Brereton says the starting point to any turnaround is to clearly identify the issues faced by the business.
“You need to know what liabilities are immediately problematic,” he said. “This kind of hard analysis will be key to knowing whether all or part of the business is viable and if so, what options are available. There are many potential mechanisms we can guide our clients through to effect a turnaround and in the last year, we advised the leadership group of a leading technology company on all aspects of the exit from the company of its private equity owners, the renegotiation and restructure of all syndicated debt and a fresh equity investment.
“Insolvency processes can also be valuable tools to assist companies in effecting a turnaround. But unfortunately, the nature of the process often results in change of control as new investors inject the necessary capital to enable the company to emerge as a healthier, leaner company ready to move forward.”
The legal expert says early action when a company is in the zone of insolvency, protects the individual directors and reduces their risk of personal liability. And this is crucial as it gives people the chance to start again even if the business ultimately cannot survive.
“The key steps for a director of a company in the zone of insolvency to take are to seek advice early, assess the position, open dialogue with creditors early and understand that their first duty is to creditors,” he said.
“The business needs to do everything it possibly can to avoid running out of cash before completing a restructuring. Directors deciding to continue to trade while insolvent may be at financial risk as they can become personally liable if they incur new liabilities when insolvent. They could also face restriction or even disqualification orders. So the directors need to ensure that the position of creditors is not materially worsened.
“Also, good records provide directors with evidence of the steps taken and factors at play in their efforts to address the business issues.

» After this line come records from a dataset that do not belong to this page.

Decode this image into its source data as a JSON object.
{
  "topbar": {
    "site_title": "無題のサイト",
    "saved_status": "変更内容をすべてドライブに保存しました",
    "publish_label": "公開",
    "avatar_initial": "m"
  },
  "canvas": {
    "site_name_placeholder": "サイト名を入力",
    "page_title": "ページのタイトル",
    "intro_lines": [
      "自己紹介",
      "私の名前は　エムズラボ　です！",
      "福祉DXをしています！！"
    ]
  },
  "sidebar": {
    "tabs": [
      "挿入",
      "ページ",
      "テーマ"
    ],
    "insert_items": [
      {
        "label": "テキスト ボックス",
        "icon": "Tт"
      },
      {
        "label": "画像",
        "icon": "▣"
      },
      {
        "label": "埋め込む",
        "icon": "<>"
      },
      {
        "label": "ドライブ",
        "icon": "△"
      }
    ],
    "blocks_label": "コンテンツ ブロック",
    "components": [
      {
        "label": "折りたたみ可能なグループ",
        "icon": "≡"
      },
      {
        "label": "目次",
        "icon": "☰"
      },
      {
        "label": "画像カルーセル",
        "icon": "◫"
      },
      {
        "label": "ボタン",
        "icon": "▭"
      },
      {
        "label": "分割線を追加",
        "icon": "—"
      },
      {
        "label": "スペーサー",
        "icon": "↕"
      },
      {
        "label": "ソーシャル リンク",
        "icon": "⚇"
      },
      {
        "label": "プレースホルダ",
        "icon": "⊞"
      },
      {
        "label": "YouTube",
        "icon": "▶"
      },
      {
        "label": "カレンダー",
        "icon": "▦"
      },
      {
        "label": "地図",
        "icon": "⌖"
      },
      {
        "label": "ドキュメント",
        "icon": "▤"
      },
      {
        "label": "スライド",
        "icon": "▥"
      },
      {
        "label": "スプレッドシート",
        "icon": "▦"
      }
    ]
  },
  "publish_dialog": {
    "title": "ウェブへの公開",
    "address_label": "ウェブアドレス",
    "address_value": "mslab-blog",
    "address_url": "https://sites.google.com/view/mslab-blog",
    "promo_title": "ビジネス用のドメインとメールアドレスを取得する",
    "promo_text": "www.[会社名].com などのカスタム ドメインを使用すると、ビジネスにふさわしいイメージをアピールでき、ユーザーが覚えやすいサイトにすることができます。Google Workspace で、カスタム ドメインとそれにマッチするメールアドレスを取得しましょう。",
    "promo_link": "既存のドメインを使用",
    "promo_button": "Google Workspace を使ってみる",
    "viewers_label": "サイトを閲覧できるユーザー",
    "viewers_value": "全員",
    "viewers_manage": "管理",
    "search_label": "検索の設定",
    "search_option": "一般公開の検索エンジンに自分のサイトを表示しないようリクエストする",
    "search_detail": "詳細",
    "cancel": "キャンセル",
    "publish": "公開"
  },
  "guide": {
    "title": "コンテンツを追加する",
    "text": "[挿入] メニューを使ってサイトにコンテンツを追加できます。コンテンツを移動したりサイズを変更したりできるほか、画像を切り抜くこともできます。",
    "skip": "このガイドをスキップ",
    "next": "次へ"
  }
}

This can be invaluable where the company ultimately fails and goes into an insolvent liquidation.”
Bernard McEvoy agrees and says transparency is crucial.
“Corporate governance is very much back in the spotlight this week due to the revelations about certain senior personnel and key management in Davy personally dealing in the sale of Anglo-Irish Bank Bonds,” he said. “It is particularly important when a company is facing financial difficulties and if it fails, its directors can be exposed to personal liability for company debts, restriction or disqualification orders and criminal prosecution.
“But the board, by following proper corporate governance procedures and not putting their heads in the sand, can limit or eliminate such exposures.”
McEvoy says it is vital for companies not to incur additional liabilities, to obtain professional advice, keep comprehensive board minutes, constantly review cashflow and liabilities and be very careful with the content of text messages and emails.
“If these steps are implemented, all may not be lost,” he said. “We have seen companies availing of financial difficulties as an opportunity to redirect their business strategy and management structures, with a view to putting the company on a sounder financial basis.
“It can be a difficult time, professionally and personally, for the board and management. However, if having followed proper corporate governance procedures and advice, a business cannot dig itself out of the hole, the appointment of a receiver/liquidator/examiner can often be a huge personal relief.
“Maybe we could look to Grandpa Potts’ advice in Chitty Chitty Bang Bang for encouragement, when he sings ‘For up from the ashes, up from the ashes grow the roses of success’.”
Original Business Post article available in PDF here.